The US is working with its allies on how to respond to a Taliban-led Afghanistan government that will ultimately seek international recognition.
Since the Taliban took power, the US has frozen billions in Afghan funds. US officials are laying out conditions for what they want an Afghan government to look like, and if those conditions aren’t met, Afghanistan would likely end up under heavy US economic sanctions.
Secretary of State Antony Blinken spoke with EU officials and G7 ministers about Afghanistan on Thursday. The State Department said Blinken and the officials agreed “that the international community’s relationship with the Taliban will depend on their actions, not their words.”

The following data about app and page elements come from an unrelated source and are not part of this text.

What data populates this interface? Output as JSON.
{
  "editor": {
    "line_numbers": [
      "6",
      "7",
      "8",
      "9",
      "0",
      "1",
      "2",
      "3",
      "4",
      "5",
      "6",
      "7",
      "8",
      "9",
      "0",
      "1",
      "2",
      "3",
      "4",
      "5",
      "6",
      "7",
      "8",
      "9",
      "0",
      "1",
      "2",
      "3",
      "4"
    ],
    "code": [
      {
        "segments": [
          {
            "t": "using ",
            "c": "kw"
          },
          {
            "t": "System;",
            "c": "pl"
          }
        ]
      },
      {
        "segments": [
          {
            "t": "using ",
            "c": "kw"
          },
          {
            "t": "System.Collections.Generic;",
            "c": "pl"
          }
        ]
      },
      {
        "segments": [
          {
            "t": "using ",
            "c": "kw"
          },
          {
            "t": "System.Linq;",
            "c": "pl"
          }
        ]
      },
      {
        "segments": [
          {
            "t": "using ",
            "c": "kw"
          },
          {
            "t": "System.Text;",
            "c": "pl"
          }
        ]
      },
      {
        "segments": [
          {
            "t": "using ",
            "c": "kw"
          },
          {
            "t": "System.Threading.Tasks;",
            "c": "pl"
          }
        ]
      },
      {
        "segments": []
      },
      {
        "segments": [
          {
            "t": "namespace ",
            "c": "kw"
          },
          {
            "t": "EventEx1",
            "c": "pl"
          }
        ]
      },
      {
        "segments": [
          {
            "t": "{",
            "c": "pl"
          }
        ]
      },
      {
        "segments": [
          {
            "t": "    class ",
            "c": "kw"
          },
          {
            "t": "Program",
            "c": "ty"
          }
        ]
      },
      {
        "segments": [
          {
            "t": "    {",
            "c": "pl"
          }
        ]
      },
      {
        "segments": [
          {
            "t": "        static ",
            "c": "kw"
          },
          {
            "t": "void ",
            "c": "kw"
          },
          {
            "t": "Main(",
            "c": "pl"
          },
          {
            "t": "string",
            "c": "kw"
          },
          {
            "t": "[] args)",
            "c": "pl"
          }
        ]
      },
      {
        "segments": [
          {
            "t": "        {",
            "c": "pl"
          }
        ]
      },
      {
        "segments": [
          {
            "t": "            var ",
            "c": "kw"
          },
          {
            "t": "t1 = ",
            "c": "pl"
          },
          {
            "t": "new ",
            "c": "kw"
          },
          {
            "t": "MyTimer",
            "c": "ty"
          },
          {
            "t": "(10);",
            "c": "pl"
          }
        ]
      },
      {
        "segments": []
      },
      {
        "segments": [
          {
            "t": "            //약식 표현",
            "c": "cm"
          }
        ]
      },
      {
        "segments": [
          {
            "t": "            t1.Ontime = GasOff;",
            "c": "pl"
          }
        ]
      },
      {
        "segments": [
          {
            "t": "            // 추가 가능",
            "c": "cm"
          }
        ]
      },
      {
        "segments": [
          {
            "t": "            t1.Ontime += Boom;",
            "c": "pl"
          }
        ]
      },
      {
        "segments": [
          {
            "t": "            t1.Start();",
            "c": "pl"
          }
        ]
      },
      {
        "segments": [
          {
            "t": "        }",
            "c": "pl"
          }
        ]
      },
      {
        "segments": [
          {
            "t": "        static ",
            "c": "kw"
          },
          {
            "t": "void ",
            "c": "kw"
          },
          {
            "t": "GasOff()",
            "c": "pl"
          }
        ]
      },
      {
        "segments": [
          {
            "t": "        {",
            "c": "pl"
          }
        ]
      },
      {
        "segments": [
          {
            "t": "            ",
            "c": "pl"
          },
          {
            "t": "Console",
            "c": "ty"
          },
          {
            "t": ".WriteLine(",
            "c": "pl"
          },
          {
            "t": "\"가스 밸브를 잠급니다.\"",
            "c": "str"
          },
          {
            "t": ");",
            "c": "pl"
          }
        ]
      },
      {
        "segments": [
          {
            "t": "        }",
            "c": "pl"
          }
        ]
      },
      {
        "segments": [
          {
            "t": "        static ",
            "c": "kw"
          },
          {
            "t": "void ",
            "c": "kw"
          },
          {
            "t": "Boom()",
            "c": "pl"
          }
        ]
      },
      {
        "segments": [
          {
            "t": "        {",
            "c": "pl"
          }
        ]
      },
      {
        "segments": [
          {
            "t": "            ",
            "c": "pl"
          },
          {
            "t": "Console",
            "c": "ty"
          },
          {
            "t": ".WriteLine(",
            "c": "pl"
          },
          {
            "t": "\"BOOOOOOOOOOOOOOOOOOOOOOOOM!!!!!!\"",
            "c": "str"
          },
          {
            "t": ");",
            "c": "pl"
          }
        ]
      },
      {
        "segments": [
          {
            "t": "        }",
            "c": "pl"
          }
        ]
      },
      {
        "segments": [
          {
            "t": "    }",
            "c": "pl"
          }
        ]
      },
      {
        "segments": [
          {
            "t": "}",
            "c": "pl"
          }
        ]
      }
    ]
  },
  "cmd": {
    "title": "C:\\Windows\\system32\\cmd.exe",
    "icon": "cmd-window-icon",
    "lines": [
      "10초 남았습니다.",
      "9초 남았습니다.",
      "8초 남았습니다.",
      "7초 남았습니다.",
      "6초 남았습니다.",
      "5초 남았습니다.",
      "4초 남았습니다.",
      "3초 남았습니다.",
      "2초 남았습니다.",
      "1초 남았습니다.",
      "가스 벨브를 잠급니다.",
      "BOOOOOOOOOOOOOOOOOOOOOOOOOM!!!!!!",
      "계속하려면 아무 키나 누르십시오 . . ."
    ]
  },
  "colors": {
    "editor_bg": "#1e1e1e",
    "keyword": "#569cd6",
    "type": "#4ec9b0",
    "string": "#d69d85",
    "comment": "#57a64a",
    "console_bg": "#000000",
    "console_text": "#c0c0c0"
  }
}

NATO has suspended aid to Afghanistan and released a similar statement on Friday. “We call on all parties in Afghanistan to work in good faith to establish an inclusive and representative government, including with the meaningful participation of women and minority groups,” the statement said.
Over at the UN, US Ambassador Linda Thomas-Greenfield is planning to consult with allies on a Taliban-led government’s recognition. “We will be watching their actions very, very closely before any decisions will be made on recognition of a government that they [the Taliban] are a part of,” she told Politico.
The Taliban has been on a public relations blitz to portray themselves as more moderate than before. Taliban spokesman Zabihullah Mujahid held his first press conference Tuesday and said women would be able to work and go to school under the new government, differing from when the Taliban ruled over most of Afghanistan from 1996 to 2001.
But even if the Taliban forms a moderate government, the US could still find reasons not to recognize it if that’s the policy Washington chooses to pursue. After all, the US already supports some of the world’s biggest humans rights abusers, such as Saudi Arabia and Israel. So women’s rights is not really what the US cares about when it comes down to it.
While the US is preparing to work against the Taliban, Russia and China are signaling that they’re ready for a relationship with the new leaders of Kabul. Russia’s ambassador to Afghanistan on Friday praised the Taliban for how they’ve been handling themselves since coming to power and said there is not a better alternative for the country.